PIR foam has a water vapor diffusion coefficient (=µ value) that is naturally high. As a result, it has a higher resistance to water vapor. However, the installation and storage guidelines must be followed. By doing so, these boards will be a future-proof solution for your wall projects.
How to Choose the Right Boards for Your Project?
This type of insulation comes in different thicknesses from 25 and 40mm PIR insulation all the way to the 150mm boards as the thickest options. The appropriate thickness will depend on the specific application and the desired level of insulation.
Also, don’t forget to consider the available space for the insulation when selecting the thickness as well as the dimensions of the boards to ensure that they will fit in the space where they will be installed. That said, most 40mm boards on the market are considered multipurpose.
They are thicker than 25mm boards to offer more insulation while being thin enough not to take up a significant amount of space. As a result, they can be used in anything from external walls to flat or pitched roofs, floors, and timber-framed or steel-framed systems.
The R-value of a material is a measure of its thermal resistance, and a higher R-value indicates better insulation Polyisocyanurate boards have an R-value of about 5.6 per 25mm of thickness. This means that a 25 mm thick board has an R-value of 5.6, while a 40mm PIR insulation board has an R-value of 9.
It is generally recommended to use boards with the highest R-value that fits in the available space, as this will provide the best thermal performance and energy efficiency. You may want to consult with a building professional or refer to the guidelines for your region to determine the R-value you need for your specific project.
It’s important to note that the R-value of an insulation material can vary depending on factors such as the density of the material, the temperature of the surrounding environment, and the type of application. For example, the R-value of PIR boards may be lower when it is installed in an attic or crawl space than when it is installed in a wall cavity.
There are many brands that make polyisocyanurate boards, including Kingspan, Еcotherm, Quinn, Mannok, Celotex, and others. These brands are known for producing high-quality PIR insulation that is reliable and effective in insulating different parts of buildings.

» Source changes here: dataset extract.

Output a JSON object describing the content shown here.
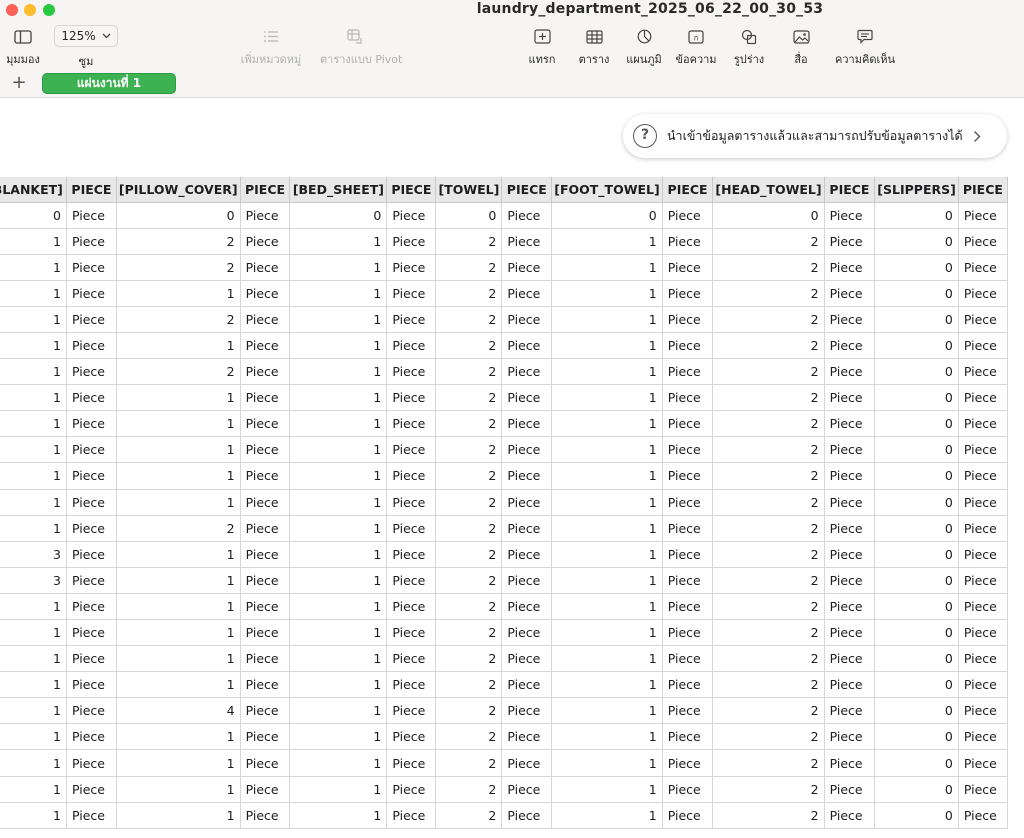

Finding the boards that best suit your needs requires comparing products from several brands. You might also want to think about things like the insulating board’s cost, toughness, and fire resistance.